Data about app and page elements:
────────────────────

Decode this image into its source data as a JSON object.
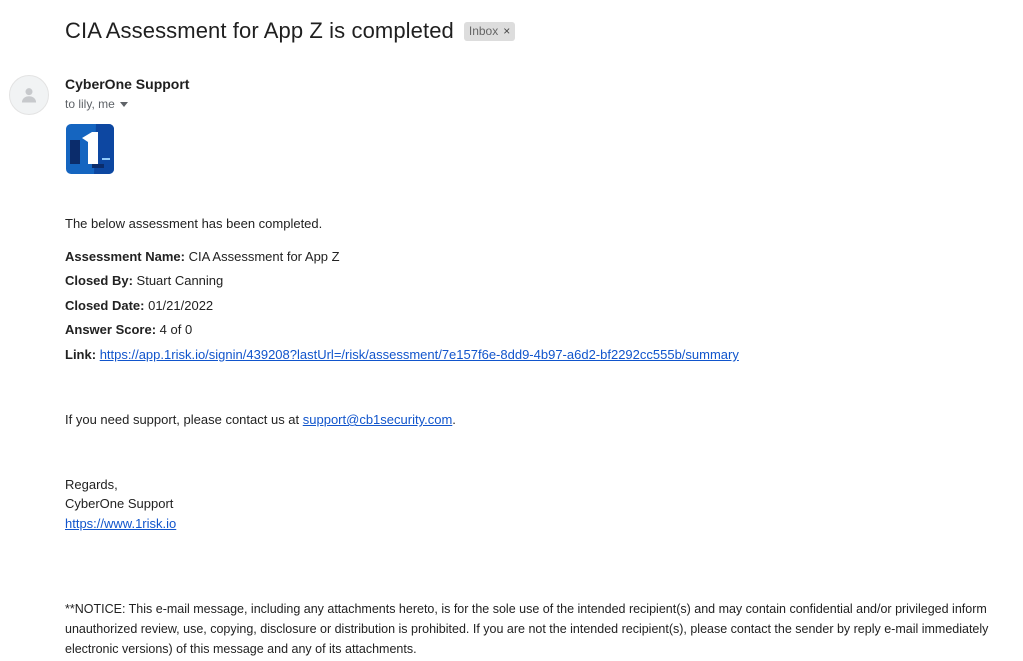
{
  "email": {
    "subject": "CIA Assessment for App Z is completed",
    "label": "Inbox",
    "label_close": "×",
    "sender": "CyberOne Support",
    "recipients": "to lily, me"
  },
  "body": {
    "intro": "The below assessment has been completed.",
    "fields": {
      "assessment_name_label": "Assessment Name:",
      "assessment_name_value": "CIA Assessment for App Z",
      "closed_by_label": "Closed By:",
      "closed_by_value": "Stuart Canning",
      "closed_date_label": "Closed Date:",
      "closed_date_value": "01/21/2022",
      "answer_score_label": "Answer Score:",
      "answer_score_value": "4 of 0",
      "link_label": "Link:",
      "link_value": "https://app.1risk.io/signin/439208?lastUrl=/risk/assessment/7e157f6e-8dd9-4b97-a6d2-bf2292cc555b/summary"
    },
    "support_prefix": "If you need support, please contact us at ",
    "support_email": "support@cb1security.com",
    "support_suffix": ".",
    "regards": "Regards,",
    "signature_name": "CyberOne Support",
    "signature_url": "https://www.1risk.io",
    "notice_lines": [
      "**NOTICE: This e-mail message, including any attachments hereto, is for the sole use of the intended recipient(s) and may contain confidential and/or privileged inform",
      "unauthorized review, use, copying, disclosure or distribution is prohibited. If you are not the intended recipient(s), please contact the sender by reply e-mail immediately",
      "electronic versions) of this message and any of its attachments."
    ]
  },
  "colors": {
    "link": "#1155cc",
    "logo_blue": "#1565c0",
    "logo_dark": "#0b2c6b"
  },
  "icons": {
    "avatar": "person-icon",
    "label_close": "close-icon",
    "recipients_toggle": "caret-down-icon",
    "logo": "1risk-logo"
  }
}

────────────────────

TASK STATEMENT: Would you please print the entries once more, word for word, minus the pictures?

WRITTEN REPLY:
Decode this image into its source data as a JSON object.
{
  "email": {
    "subject": "CIA Assessment for App Z is completed",
    "label": "Inbox",
    "label_close": "×",
    "sender": "CyberOne Support",
    "recipients": "to lily, me"
  },
  "body": {
    "intro": "The below assessment has been completed.",
    "fields": {
      "assessment_name_label": "Assessment Name:",
      "assessment_name_value": "CIA Assessment for App Z",
      "closed_by_label": "Closed By:",
      "closed_by_value": "Stuart Canning",
      "closed_date_label": "Closed Date:",
      "closed_date_value": "01/21/2022",
      "answer_score_label": "Answer Score:",
      "answer_score_value": "4 of 0",
      "link_label": "Link:",
      "link_value": "https://app.1risk.io/signin/439208?lastUrl=/risk/assessment/7e157f6e-8dd9-4b97-a6d2-bf2292cc555b/summary"
    },
    "support_prefix": "If you need support, please contact us at ",
    "support_email": "support@cb1security.com",
    "support_suffix": ".",
    "regards": "Regards,",
    "signature_name": "CyberOne Support",
    "signature_url": "https://www.1risk.io",
    "notice_lines": [
      "**NOTICE: This e-mail message, including any attachments hereto, is for the sole use of the intended recipient(s) and may contain confidential and/or privileged inform",
      "unauthorized review, use, copying, disclosure or distribution is prohibited. If you are not the intended recipient(s), please contact the sender by reply e-mail immediately",
      "electronic versions) of this message and any of its attachments."
    ]
  },
  "colors": {
    "link": "#1155cc",
    "logo_blue": "#1565c0",
    "logo_dark": "#0b2c6b"
  },
  "icons": {
    "avatar": "person-icon",
    "label_close": "close-icon",
    "recipients_toggle": "caret-down-icon",
    "logo": "1risk-logo"
  }
}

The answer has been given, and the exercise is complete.